You can see the administrative areas in which Seaton has been placed at times in the past. Select one to see a link to a map of that particular area.



Seaton is a small village nestling on the south facing slope of the Welland valley. The settlement has had a long history, evidenced by Roman and Saxon remains found in recent times.

The church, All Hallows, dates from Norman times, and the original chancel arch and doorway still exist. The building was added to in the mid-14th century and substantially renovated in the late 19th century.

The manors of Seaton came under the common ownership of the Sheffield family in the 17th century, who built a large stone house as their Hall in the centre of the village. The manor house survives to this day. The manor later belonged to the Tryons of Bulwick and then the Moncktons of Fineshade.

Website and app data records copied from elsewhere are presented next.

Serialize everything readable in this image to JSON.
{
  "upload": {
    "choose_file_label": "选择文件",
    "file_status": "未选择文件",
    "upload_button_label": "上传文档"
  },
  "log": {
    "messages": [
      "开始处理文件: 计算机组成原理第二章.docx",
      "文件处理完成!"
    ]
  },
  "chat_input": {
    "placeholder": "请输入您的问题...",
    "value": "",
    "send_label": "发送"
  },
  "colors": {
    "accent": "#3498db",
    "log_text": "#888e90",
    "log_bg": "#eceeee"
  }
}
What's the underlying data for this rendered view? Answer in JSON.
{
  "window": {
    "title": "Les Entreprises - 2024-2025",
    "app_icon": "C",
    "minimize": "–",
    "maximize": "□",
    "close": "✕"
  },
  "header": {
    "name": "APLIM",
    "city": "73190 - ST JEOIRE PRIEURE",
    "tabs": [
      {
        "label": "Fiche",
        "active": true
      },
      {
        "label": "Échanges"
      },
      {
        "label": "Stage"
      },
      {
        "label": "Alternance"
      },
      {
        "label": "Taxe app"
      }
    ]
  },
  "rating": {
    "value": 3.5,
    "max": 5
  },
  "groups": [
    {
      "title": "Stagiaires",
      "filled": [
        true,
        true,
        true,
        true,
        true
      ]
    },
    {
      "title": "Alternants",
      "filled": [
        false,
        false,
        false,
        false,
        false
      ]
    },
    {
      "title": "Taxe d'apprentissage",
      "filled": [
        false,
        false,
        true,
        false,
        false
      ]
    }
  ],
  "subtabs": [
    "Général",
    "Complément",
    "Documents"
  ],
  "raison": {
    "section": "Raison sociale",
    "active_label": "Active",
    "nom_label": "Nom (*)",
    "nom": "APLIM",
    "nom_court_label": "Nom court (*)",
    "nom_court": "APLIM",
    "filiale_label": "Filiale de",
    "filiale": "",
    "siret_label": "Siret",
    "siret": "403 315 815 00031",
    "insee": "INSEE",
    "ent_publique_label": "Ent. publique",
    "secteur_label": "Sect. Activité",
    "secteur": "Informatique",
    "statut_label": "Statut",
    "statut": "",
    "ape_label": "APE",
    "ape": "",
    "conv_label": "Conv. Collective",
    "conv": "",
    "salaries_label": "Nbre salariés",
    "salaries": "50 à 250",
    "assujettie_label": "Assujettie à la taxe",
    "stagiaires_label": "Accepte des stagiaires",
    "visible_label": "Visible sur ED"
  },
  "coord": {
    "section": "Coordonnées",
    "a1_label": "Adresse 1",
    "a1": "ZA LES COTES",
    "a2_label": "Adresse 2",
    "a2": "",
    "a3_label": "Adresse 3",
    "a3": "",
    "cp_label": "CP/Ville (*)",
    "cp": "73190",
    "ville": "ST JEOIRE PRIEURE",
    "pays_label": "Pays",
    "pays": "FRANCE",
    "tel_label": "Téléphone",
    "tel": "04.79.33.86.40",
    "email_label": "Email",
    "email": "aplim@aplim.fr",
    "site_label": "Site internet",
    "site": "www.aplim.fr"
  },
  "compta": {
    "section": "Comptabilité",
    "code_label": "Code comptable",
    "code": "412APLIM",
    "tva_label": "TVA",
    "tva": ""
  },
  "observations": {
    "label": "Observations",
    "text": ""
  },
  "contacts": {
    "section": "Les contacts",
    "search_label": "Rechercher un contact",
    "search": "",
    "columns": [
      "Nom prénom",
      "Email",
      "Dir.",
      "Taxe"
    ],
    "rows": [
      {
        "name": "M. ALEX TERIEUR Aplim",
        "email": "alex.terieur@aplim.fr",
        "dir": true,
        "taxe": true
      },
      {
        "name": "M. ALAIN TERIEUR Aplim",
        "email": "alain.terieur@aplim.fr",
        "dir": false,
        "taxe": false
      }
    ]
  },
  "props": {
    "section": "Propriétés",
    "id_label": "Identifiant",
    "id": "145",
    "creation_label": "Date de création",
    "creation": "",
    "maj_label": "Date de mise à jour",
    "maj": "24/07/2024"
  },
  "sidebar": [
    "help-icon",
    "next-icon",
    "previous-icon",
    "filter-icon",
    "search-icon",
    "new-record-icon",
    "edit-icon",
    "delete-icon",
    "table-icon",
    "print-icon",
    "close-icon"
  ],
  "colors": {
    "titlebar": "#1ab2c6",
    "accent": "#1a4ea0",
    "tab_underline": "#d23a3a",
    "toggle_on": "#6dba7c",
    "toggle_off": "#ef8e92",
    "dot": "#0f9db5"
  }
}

The village itself was once much larger with many more cottages, which have since been demolished. The present population is about 200. This is composed mainly of business commuters and retired people. There are three family farms which used to be major employers for the village people. The railway and Corby steelworks were also main places of work.

Seaton provided many other services including two butcher's shops, a bakery, carpenter and undertaker, a cobbler, blacksmith, general store, and a maltings and brewhouse with two public houses. Only the post office and the George and Dragon pub survive today.

Village life used to be much more active. Not only did most people work within the village, but they lived as a community. The cricket team used to play regularly in the centre of the village, and the pubs were more than mere watering holes with the lively domino and whist teams. The village celebrated Seaton Feast (first Sunday after 25th July) until the 1920s. Ploughboy Monday also lapsed at about the same time. The ploughboys would black their faces and dance round the village collecting for an ale party that evening.

The Royce family originated from Seaton where they were millers. One of their descendants became a partner of the world famous firm, Rolls-Royce.

Many of the older Seaton residents remember travelling to school on the 'Push and Pull'. This small train of two carriages travelled the lines from Seaton to Uppingham, or Seaton to Stamford, but was made redundant in 1966 when Seaton station closed.

(The above extract from 'The Leicestershire & Rutland Village Book', compiled by the Leicestershire & Rutland Federation of Women's Institutes, is reproduced by kind permission of the publishers, Countryside Books, Newbury, Berkshire)



You can see maps centred on OS grid reference SP900973 (Lat/Lon: 52.566128, -0.673954), Seaton which are provided by: